All faculty and staff are encouraged to return to campus beginning tomorrow, but only if it is safe and reasonable to do so. Additional information for faculty and staff will be sent separately.
Please stay safe, and we thank you for your patience and cooperation as our city and country move forward.
5:26 p.m.: Kevin Shollenberger has also sent an email regarding the resumption of classes tomorrow:
As our city and region recover from the serious impact of Hurricane Sandy, the University will begin resuming classes tomorrow, Wednesday, October 31.

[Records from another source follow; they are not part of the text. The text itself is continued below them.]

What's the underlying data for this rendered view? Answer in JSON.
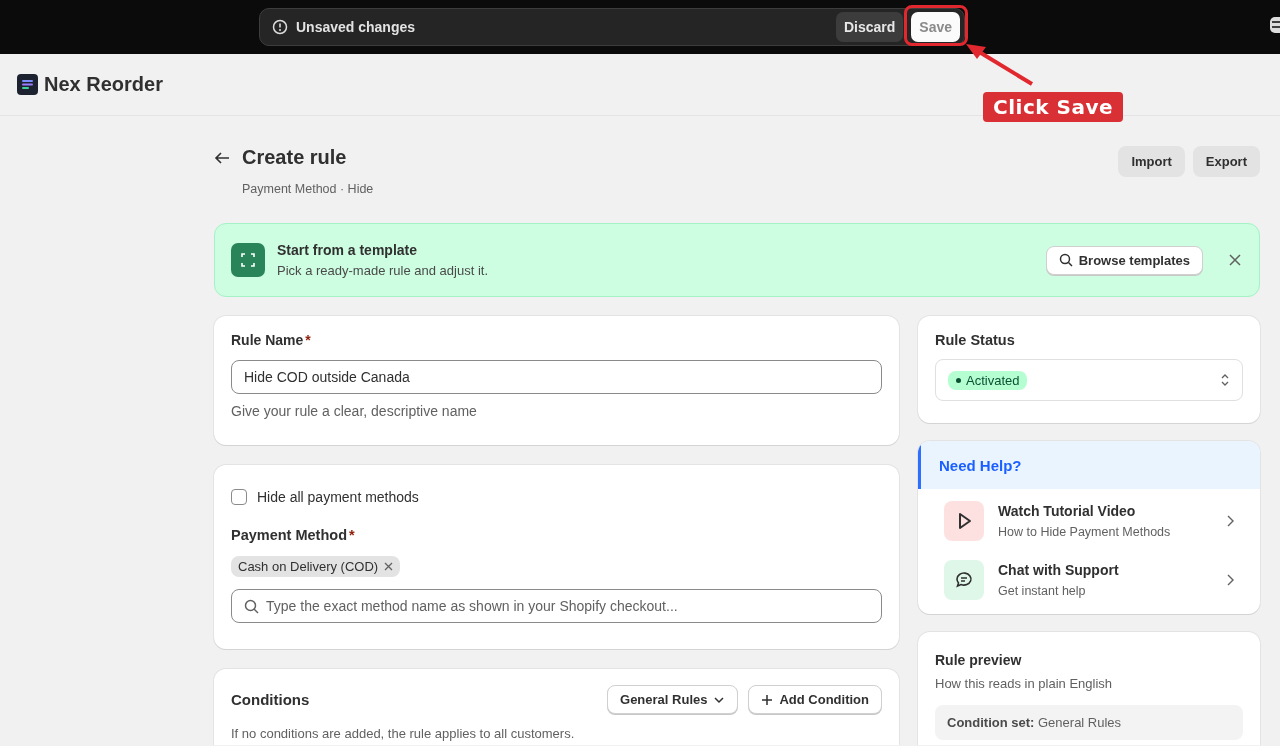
{
  "save_bar": {
    "message": "Unsaved changes",
    "buttons": [
      {
        "label": "Discard",
        "kind": "secondary"
      },
      {
        "label": "Save",
        "kind": "primary"
      }
    ]
  },
  "annotation": {
    "text": "Click Save"
  },
  "app": {
    "name": "Nex Reorder"
  },
  "page": {
    "title": "Create rule",
    "subtitle": "Payment Method · Hide",
    "actions": [
      "Import",
      "Export"
    ]
  },
  "template_banner": {
    "title": "Start from a template",
    "description": "Pick a ready-made rule and adjust it.",
    "button": "Browse templates"
  },
  "rule_name": {
    "label": "Rule Name",
    "required_mark": "*",
    "value": "Hide COD outside Canada",
    "help": "Give your rule a clear, descriptive name"
  },
  "payment": {
    "hide_all": {
      "label": "Hide all payment methods",
      "checked": false
    },
    "label": "Payment Method",
    "required_mark": "*",
    "tags": [
      "Cash on Delivery (COD)"
    ],
    "search_placeholder": "Type the exact method name as shown in your Shopify checkout..."
  },
  "conditions": {
    "title": "Conditions",
    "dropdown": "General Rules",
    "add_button": "Add Condition",
    "note": "If no conditions are added, the rule applies to all customers."
  },
  "rule_status": {
    "title": "Rule Status",
    "value": "Activated"
  },
  "help": {
    "title": "Need Help?",
    "items": [
      {
        "kind": "video",
        "title": "Watch Tutorial Video",
        "subtitle": "How to Hide Payment Methods"
      },
      {
        "kind": "chat",
        "title": "Chat with Support",
        "subtitle": "Get instant help"
      }
    ]
  },
  "preview": {
    "title": "Rule preview",
    "subtitle": "How this reads in plain English",
    "lines": [
      "**Condition set:** General Rules"
    ]
  }
}
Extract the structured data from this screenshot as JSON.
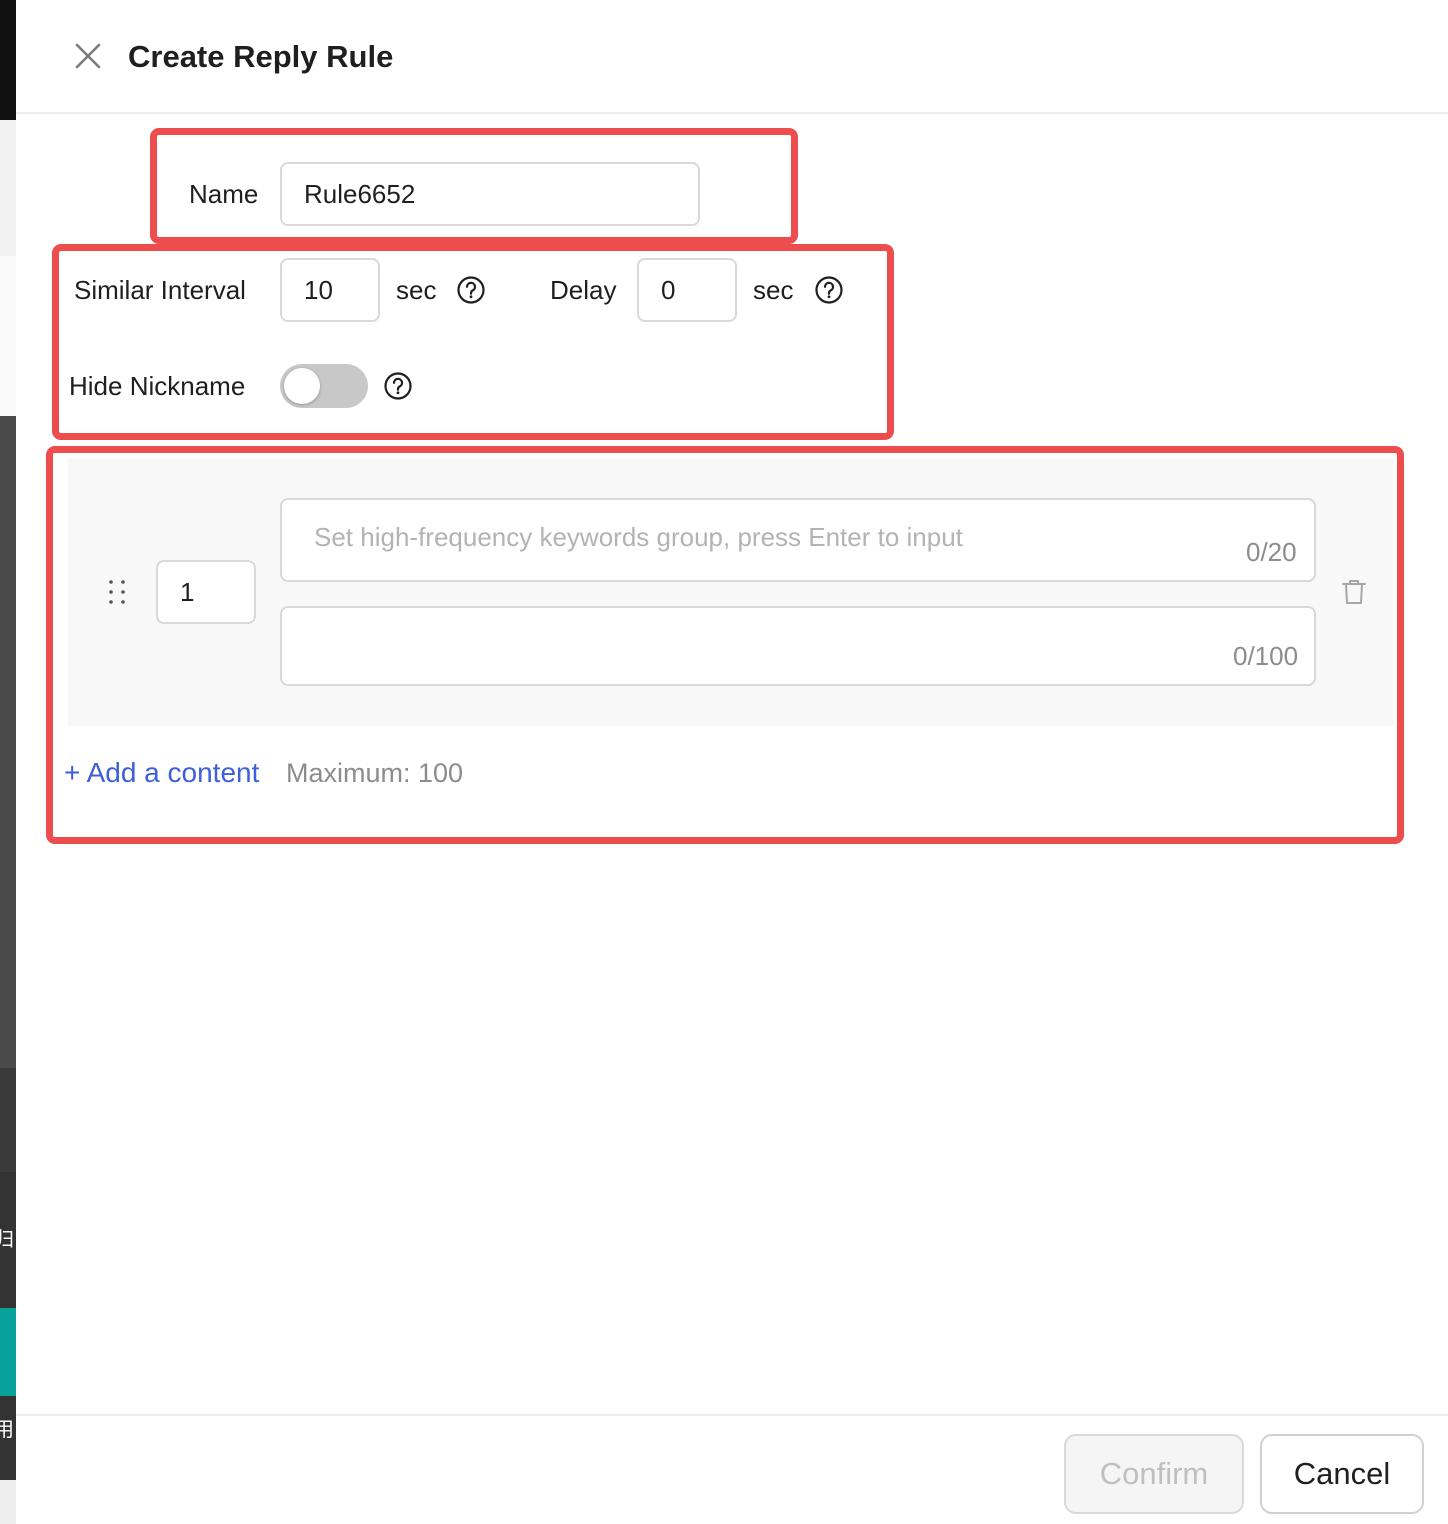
{
  "background": {
    "glyph_1": "归",
    "glyph_2": "用",
    "accent_color": "#07a39a"
  },
  "header": {
    "title": "Create Reply Rule",
    "close_icon": "close-icon"
  },
  "form": {
    "name": {
      "label": "Name",
      "value": "Rule6652"
    },
    "similar_interval": {
      "label": "Similar Interval",
      "value": "10",
      "unit": "sec",
      "help_icon": "question-circle-icon"
    },
    "delay": {
      "label": "Delay",
      "value": "0",
      "unit": "sec",
      "help_icon": "question-circle-icon"
    },
    "hide_nickname": {
      "label": "Hide Nickname",
      "enabled": false,
      "help_icon": "question-circle-icon"
    }
  },
  "content_items": [
    {
      "index": "1",
      "keywords_placeholder": "Set high-frequency keywords group, press Enter to input",
      "keywords_counter": "0/20",
      "reply_value": "",
      "reply_counter": "0/100"
    }
  ],
  "add_content": {
    "label": "+ Add a content",
    "max_note": "Maximum: 100"
  },
  "footer": {
    "confirm_label": "Confirm",
    "cancel_label": "Cancel",
    "confirm_disabled": true
  },
  "colors": {
    "highlight": "#ee4d4d",
    "link": "#3d5fd8",
    "toggle_off": "#c8c8c8"
  }
}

We know that transportation within the five boroughs and wider metropolitan area will remain a challenge for several days to come and that there will inevitably be some faculty and staff who may have special difficulty reaching our campuses. Please be alert for updates from your professors regarding individual class schedules and cancellations.
Due to transportation issues, there is limited custodial staff on campus. Please continue to contact the Hospitality Desk for any custodial or maintenance concerns in your residence hall. Until custodial services are able to return to their regular schedules, please be respectful of your neighbors and living space with regard to the disposal of trash. We ask that you be patient while we work to get all services and programs back up and running.
Please note the following campus services updates:
- The Lamont and Ft. Lee shuttle service and Intercampus shuttles are currently suspended until further notice.
- Columbia Health Medical Services and Counseling and Psychological Services will resume regular office hours on Wednesday, October 31.
- Lerner Hall will operate according to normal business hours on Wednesday, October 31, open at 8:00 a.m. until 1:00 a.m. Offices within the building will also resume regular business office hours.
- All offices within Columbia Student Affairs will resume regular office hours on Wednesday, October 31.
- John Jay Dining Hall will be open on Wednesday, October 31, from 8:00 a.m. – 8:00 p.m. All retail dining facilities will remain closed until further notice. All meal plan and non-meal plan students (pay cash or credit card) are accepted. Please check the Columbia Dining website for additional updates.
- University Libraries on the Morningside campus will resume operations on Wednesday, October 31, with limited staff.
We will continue to provide service announcements as necessary at: http://preparedness.columbia.edu/alerts/sandy7
More after the jump! More »
If you’re getting a little stir-crazy after being stuck in hibernation for almost 24 hours, we’ve got you covered! We present the best of Netflix Instant, including a few movies to help you reminisce about Sandy’s mayhem.
Stephen Snowder, Spectrum editor: “Skyfall is coming out soon. People need to be prepared.”
Stephen recommends these three of the Bond movies, and panned the other four:
The Living Daylights: Awesome. Dalton was criminally underrated as Bond.
From Russia With Love: Maybe the best or second-best Bond movie ever.
On Her Majesty’s Secret Service: Also belongs on the list of top Bond flicks, despite Lazenby’s so-so performance.
Jake Davidson, Spectrum daily editor, with the best of the documentaries:
Helvetica: Everyone should have seen this already because it’s just amazingly well-shot and a really interesting subject.
Indie Game: Really great look into what making an independent game is like.
This Film is Not Yet Rated: Investigates how films get rated, and after watching this, I’m surprised there isn’t way more public outcry.
Sara Garner, Spectrum deputy editor, presents drama-filled reality TV and a documentary:
Sister Wives: If you like reality TV, this one’s for you. The show offers a really interesting look into how polygamous families function, and the drama was so engrossing that I watched both seasons in a week.